For Pleasure: Winter Into Spring 2011
So being sick sent me back to sick days reading. I finished the Pynchon novel (Inherent Vice) which is not his most demanding, but after that I was up to nothing more complicated than a couple of Star Trek novels, which I normally save for airports and similar situations. They are plot driven yet thoughtful, in a story universe I know and feel comfortable in. They are the closest to audio books I can come to by actually reading, since I can hear the Star Trek characters in my head. (And I'm not big on actual audio books--I'm too sensitive to the voice of the reader. If I don't like it, the book is over.)

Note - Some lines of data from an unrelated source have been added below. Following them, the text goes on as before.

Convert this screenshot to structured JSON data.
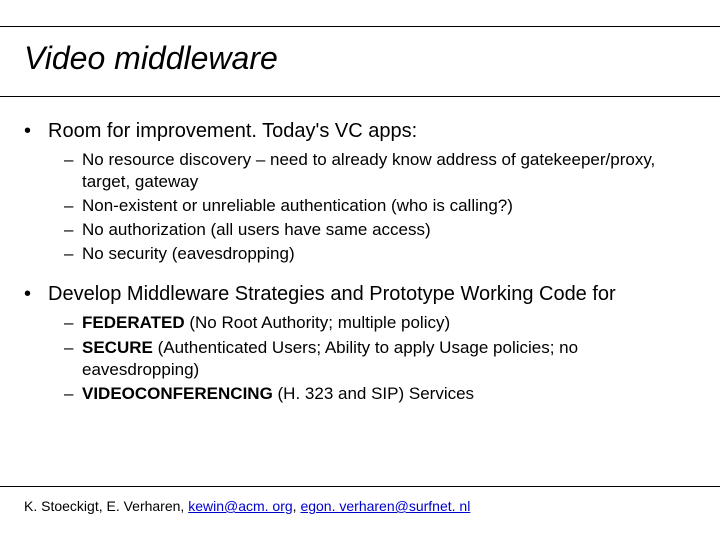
{
  "title": "Video middleware",
  "bullets": [
    {
      "text": "Room for improvement. Today's VC apps:",
      "sub": [
        "No resource discovery – need to already know address of gatekeeper/proxy, target, gateway",
        "Non-existent or unreliable authentication (who is calling?)",
        "No authorization (all users have same access)",
        "No security (eavesdropping)"
      ]
    },
    {
      "text": "Develop Middleware Strategies and Prototype Working Code for",
      "sub_bold": [
        {
          "bold": "FEDERATED",
          "rest": " (No Root Authority; multiple policy)"
        },
        {
          "bold": "SECURE",
          "rest": " (Authenticated Users; Ability to apply Usage policies; no eavesdropping)"
        },
        {
          "bold": "VIDEOCONFERENCING",
          "rest": " (H. 323 and SIP) Services"
        }
      ]
    }
  ],
  "footer": {
    "names": "K. Stoeckigt, E. Verharen, ",
    "email1": "kewin@acm. org",
    "sep": ", ",
    "email2": "egon. verharen@surfnet. nl"
  }
}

Actually, this spate of Star Trek did begin in the airport, on my November flight to my niece's wedding in Pennsylvania, when I read one of William Shatner's Trek novels (only to find it was Part 1--fortunately I had the second part at home, which I read upon my return.) But in my February binge I at least read one by Greg Bear, a science fiction writer I admire (and who I met--at the 40th anniversary Star Trek convention in Seattle.) Corona was a Kirk-Spock era story, so I balanced it with a Next Generation novel.
Dreaming Up Daily site, because it focuses on the issues so well. Sixty Days and Counting in particular should be required reading in the White House and on Capitol Hill.
But I did manage some other reading, apart from new books for review. I got a used copy of Margaret Atwood's latest book of essays, reviews and forewords, Writing with Intent. Very impressive in the perfect match of style and substance on each topic and occasion. I picked Jonathan Lethem's short novel, as she climbed across the table from my own shelves. It was just what I was hoping for.
The other book was a coincidence of another kind. I'd just received Harold Bloom's new and announced as final book, The Anatomy of Influence (Yale.) I've learned to mine Bloom rather than read him--he's not my kind of critic. I've never been comfortable with his "anxiety of influence" approach. He writes out of a sensibility or tradition he identifies as Jewish that isn't mine, though I recognize it. But I respect him and his work, and I admire him for doing it. I celebrate his life, which is so much a part of this book. And I expect to profit from this book, especially since we admire some of the same writers, from Shakespeare and Emerson to Joyce and Ashbery. Even though he reads so much more knowledgeably and with greater literary complexity that I possibly could. I mean, I didn't lead that life. Had I been of his generation, or lived in academia maybe, but probably I don't have quite his kind of intelligence.
But I picked up another book off that free shelf at the library, called Literate Culture: Pope's Rhetorical Art, by Ruben Quintero (U. of Delaware Press, 1992.) I don't have much interest in Pope, but I opened it, and saw that it, too was literary criticism of the old kind--still my kind--before Theory, etc. But what grabbed my heart was the inside cover, signed by the author, with a note to his "dear friend" "with fond regards." I don't know why the dear friend gave this book away--maybe he died. But I couldn't just leave it there. It obviously was going to be thrown out (I've seen this library's discarded books in the big dumpsters out back.)
So I took it home, and was rewarded almost immediately with a discussion of the Longinian approach--for the second time in a few days. This seems a gracefully written book, and informative about and beyond Pope. So now it has a home next to Bloom. I don't know what any of this means. But it seems, if not sublime, right.